North Raleigh Arts and Creative Theatre presents CHURCH & STATE at 3 p.m. April 28, 8 p.m. May 3 and 4, 3 p.m. May 5, 8 p.m. May 10 and 11, and 3 p.m. May 12 at 7713-51 Lead Mine Rd., Raleigh, North Carolina 27615, in the Food Lion Shopping Center.
BOX OFFICE: 919-866-0228, firstname.lastname@example.org, or https://nract.secure.force.com/ticket/#details_a0S1H00000SKL2FUAX.
Church & State (2017 Off-Broadway political comedy): (official website), https://jasonodellwilliams.wixsite.com/jowinnyc/work (JasonOdellWilliams.com), https://www.dramatists.com/cgi-bin/db/single.asp?key=5685 (Dramatists Play Service.
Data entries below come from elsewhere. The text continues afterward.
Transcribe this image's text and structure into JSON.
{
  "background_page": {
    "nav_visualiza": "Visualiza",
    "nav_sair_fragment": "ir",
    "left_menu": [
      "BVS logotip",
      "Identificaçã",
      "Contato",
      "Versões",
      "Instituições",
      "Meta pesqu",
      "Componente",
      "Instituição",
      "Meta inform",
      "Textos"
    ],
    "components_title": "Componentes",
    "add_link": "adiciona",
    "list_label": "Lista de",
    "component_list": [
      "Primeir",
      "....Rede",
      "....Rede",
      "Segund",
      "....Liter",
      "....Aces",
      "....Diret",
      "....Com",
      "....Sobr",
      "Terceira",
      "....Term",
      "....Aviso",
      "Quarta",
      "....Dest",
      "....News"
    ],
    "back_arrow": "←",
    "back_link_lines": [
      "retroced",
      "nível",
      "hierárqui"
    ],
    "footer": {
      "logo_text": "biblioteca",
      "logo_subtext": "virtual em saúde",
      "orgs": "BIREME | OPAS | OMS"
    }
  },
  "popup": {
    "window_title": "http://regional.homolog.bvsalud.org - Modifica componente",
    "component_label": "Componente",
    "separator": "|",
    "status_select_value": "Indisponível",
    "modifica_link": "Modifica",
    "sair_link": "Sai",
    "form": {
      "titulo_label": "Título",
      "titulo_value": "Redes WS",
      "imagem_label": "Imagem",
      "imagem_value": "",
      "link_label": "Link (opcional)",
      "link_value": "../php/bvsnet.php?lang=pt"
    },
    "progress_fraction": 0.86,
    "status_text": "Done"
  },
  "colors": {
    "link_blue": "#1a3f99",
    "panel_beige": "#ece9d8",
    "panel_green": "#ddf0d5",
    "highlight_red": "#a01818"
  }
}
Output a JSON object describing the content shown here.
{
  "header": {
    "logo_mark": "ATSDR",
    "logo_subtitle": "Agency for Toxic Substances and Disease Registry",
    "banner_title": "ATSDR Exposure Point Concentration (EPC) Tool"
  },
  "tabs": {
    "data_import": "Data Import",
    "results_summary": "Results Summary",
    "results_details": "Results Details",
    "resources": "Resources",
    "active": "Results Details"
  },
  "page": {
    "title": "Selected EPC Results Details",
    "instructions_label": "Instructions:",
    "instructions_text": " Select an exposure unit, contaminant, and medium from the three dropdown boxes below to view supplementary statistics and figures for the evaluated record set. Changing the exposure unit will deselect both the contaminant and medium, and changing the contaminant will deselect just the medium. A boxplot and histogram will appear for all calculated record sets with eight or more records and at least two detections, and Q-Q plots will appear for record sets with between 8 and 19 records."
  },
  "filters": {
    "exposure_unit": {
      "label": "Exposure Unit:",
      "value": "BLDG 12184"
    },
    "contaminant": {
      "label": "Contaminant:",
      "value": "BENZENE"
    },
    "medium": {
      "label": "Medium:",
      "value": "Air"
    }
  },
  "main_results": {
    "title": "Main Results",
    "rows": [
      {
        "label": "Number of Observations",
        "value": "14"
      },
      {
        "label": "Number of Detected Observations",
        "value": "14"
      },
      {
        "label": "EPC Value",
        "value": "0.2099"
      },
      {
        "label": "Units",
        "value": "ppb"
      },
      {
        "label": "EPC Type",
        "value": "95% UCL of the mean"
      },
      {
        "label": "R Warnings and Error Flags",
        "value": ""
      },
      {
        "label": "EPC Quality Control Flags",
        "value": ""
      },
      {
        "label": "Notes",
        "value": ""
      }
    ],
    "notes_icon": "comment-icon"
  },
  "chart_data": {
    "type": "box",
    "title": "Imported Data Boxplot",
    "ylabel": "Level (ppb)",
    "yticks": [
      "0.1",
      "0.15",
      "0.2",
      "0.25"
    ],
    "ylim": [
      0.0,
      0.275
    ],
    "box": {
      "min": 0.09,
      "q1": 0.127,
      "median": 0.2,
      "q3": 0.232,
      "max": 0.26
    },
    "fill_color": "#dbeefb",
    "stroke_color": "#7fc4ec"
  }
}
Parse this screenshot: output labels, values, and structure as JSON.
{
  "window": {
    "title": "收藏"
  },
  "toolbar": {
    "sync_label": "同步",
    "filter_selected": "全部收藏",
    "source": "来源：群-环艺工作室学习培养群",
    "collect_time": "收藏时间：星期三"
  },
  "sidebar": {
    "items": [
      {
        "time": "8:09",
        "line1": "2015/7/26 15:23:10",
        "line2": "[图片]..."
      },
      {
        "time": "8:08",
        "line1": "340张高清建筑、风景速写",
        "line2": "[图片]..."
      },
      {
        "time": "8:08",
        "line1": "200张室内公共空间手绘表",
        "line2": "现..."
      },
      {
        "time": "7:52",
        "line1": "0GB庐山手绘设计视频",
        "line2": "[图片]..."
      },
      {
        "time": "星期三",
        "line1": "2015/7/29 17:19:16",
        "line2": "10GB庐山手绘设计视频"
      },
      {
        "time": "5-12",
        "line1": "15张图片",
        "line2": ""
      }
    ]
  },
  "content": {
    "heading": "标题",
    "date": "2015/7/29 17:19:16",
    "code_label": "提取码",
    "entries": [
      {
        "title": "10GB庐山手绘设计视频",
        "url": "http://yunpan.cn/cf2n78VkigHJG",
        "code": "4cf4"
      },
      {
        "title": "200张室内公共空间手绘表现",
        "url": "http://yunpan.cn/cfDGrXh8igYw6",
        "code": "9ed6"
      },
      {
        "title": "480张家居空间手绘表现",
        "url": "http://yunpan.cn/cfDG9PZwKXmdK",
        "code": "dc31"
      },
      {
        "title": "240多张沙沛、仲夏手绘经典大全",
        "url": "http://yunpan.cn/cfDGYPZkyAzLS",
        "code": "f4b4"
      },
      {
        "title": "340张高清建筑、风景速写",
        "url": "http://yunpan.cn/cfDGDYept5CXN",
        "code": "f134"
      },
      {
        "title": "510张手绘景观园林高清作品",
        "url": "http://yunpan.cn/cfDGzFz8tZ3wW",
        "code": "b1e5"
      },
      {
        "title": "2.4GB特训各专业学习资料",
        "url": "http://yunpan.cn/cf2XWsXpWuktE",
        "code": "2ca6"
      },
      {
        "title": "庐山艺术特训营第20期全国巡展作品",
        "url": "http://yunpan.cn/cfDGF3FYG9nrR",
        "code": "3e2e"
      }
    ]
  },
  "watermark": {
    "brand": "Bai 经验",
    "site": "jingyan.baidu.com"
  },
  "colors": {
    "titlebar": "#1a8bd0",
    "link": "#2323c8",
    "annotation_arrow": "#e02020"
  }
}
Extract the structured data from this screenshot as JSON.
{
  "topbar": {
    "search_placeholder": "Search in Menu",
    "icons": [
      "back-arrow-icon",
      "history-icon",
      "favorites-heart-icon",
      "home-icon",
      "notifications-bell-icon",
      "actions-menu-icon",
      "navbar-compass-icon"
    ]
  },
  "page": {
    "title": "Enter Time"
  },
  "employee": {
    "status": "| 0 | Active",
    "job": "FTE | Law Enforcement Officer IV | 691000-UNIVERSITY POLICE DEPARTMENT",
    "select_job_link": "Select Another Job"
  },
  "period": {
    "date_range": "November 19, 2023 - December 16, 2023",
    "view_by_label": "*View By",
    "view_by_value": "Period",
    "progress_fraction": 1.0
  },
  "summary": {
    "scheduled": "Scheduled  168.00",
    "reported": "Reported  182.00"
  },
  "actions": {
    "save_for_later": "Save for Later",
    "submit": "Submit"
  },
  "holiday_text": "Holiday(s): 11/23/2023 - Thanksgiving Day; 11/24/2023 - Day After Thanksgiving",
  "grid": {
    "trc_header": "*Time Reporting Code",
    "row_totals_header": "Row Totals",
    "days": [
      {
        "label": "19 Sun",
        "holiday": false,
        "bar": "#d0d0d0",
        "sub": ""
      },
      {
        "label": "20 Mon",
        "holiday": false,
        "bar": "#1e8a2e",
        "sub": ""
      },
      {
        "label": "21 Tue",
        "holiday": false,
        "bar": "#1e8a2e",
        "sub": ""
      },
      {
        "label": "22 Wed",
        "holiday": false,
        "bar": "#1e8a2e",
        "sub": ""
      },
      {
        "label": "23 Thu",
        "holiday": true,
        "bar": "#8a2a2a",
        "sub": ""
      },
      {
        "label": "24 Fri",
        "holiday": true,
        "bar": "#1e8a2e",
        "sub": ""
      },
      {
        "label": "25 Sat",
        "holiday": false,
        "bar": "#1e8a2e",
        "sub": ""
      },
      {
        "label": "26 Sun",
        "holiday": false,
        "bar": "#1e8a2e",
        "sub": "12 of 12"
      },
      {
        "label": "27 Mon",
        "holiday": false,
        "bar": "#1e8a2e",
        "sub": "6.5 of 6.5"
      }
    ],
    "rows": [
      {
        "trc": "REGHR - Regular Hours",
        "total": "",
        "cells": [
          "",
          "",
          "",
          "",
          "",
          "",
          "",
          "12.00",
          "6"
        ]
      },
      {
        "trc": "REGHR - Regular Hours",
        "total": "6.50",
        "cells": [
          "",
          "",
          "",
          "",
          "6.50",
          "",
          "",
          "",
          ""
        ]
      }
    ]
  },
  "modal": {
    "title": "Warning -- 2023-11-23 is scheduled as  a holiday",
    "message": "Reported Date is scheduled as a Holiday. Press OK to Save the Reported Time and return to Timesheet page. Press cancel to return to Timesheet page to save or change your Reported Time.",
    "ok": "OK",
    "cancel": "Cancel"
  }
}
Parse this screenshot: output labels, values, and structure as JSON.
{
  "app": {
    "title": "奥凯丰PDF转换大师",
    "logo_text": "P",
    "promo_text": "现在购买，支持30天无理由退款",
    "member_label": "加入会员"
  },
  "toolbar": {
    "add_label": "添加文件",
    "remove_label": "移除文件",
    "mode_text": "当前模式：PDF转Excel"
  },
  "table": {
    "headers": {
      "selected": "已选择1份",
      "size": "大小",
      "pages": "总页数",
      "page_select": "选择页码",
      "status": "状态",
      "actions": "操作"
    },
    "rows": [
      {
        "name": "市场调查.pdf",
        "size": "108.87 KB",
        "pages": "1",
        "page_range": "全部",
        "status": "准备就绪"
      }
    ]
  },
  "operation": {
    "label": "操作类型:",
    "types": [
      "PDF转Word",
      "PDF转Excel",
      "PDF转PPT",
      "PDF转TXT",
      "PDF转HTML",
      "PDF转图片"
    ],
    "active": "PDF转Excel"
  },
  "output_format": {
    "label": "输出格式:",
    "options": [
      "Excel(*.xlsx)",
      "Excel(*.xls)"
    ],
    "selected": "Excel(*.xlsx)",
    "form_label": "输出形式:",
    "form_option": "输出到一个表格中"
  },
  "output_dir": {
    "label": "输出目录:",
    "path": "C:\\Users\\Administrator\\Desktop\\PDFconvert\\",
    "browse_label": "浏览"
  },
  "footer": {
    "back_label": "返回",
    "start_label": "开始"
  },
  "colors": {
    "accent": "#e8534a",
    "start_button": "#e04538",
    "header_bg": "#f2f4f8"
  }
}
Inc.), and http://www.lortel.org/Archives/Production/6309 (Internet Off-Broadway Database).
The Script: http://books.google.com/ (Google Books).
Jason Odell Williams (Manhattan playwright): http://www.jasonodellwilliams.com/ (official website), http://www.lortel.org/Archives/CreditableEntity/43674 (Internet Off-Broadway Database), https://www.imdb.com/name/nm1790790/ (Internet Movie Database), and https://en.wikipedia.org/wiki/Jason_Williams_(actor) (Wikipedia).
Yvonne Belsenti Anderson (Raleigh, NC director): https://www.facebook.com/yvonne.b.anderson (Facebook page).
Pamela Vesper has been a Raleigh resident for more than 20 years. A local attorney for licensed professionals, when she’s not in court, Pam can be found watching or participating in local theater productions or enjoying the vibrant Raleigh music and craft beer scene. She also loves indie and foreign films and was an anchor on the local cable show, Movie Minutes. Pam has an opinion on just about everything; just ask her. Kurt Benrud is a graduate of Cary High School and N.C. State University, and he has taught English at both. He first became involved in local theater in 1980. He has served on the board of directors for both the Cary Players and the Cary Playwrights’ Forum. He is also a volunteer reader with Triangle Radio Reading Service. Click here to read their reviews for Triangle Review and Triangle Arts and Entertainment.